“Some people, especially in the suburbs, are off the grid – they have solar power and have boreholes – but this is our community and in the end what affects some people, affects everyone.”
He tells me they’ve received enquiries from other communities around South Africa who feel failed by their politicians.
“People should not be afraid to stand up for their rights and use the courts. If you are right, you will win in the end,” Mr Van Heerden tells me as we walk through the water plant during a routine inspection.
“There are a lot of service delivery protests in this country but through our action, we have shown that there are other options that residents can take.”
You might also be interested in:
- Why children are drowning South Africa’s school pit latrines
- South Africans’ anger over land set to explode
- Sam Nzima: The man behind the iconic photo of the fight against apartheid
And what of the mayor blamed for it all?
We met Ms Medupe at a guesthouse a few hours away from Koster, where she is currently in hiding.
She tells me that the unrest back home is politically motivated – a manifestation of the divisions within the ruling African National Congress (ANC), a party she has been a member of for many years.
She blames the slow delivery of services on receiving insufficient funding from the national government.
But I press her on claims that her municipality has failed because she is presiding over a corrupt administration – that in her tenure she has used her position to amass great wealth, a number of properties and luxury cars, while neglecting her constituency.
“I am not corrupt.
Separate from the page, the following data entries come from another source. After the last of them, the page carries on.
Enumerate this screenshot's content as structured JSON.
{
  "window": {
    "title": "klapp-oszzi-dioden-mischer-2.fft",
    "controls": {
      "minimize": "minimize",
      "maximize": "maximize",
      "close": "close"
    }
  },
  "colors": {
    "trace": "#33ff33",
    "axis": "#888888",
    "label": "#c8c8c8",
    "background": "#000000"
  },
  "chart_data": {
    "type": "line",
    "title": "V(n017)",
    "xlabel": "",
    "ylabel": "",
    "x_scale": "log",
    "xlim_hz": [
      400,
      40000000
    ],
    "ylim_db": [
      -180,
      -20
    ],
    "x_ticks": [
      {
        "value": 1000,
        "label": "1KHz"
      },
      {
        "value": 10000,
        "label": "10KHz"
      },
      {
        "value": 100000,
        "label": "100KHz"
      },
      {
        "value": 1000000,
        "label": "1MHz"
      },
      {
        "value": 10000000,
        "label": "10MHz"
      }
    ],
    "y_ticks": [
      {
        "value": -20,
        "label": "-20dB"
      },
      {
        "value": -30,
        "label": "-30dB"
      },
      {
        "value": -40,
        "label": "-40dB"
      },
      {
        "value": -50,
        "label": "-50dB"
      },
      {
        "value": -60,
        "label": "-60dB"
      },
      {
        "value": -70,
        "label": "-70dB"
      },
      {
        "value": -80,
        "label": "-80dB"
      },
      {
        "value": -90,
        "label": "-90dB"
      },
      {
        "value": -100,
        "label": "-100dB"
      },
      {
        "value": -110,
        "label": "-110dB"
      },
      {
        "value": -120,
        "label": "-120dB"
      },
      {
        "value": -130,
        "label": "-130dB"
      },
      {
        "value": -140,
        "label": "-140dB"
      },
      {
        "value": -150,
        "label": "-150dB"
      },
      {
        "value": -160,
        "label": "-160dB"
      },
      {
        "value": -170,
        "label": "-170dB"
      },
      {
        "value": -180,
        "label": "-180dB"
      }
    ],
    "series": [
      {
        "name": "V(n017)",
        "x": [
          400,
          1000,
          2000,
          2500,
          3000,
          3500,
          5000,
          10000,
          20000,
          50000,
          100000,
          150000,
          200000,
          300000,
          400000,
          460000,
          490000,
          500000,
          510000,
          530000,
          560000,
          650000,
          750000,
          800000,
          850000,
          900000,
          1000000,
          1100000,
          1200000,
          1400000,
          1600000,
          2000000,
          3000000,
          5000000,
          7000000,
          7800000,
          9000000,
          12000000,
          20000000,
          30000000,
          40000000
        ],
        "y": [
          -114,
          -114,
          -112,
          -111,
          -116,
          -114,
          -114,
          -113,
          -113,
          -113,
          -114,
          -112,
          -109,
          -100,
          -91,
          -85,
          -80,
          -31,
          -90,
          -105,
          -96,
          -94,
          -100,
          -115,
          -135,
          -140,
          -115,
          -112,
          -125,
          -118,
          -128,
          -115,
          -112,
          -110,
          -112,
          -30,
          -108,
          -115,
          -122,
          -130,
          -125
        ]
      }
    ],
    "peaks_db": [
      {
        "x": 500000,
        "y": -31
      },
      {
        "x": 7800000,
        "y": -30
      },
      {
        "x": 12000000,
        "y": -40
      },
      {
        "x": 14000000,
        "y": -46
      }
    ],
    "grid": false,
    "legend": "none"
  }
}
There are challenges in Koster and yes we could have done better with some services like electricity but I have served my people honestly,” she said, a bodyguard standing a few metres away.
Ms Medupe tells me she now fears for her life. And perhaps with good reason – the anger of the residents back in Koster is palpable.
‘We have to do everything ourselves’
Mr Ndlovu lives in a small house with his two children, wife and mother-in-law. His street has been flooded with raw faeces for three years after the pumps in township were closed because the municipality failed to pay its accounts with power utility Eskom.
Mr Ndlovu believes his health has deteriorated because of his unhygienic living conditions.
“Things have been bad in Koster generally but it’s a lot worse for us in the township,” Mr Ndlovu tells me, as a draws a breath from his asthma pump.
“We go for months without water, septic tanks flood and no-one comes to drain them we have to do it ourselves. We have to do everything ourselves here because the municipality has collapsed, it’s because we elected these people into power.”
Since the court intervention things are slowly changing in Koster but the suffering is not over yet, especially for the poorer residents.
It has raised the question – where the authorities have failed could more South Africans be driven to take back their towns?
Koster – the South African town where residents took back control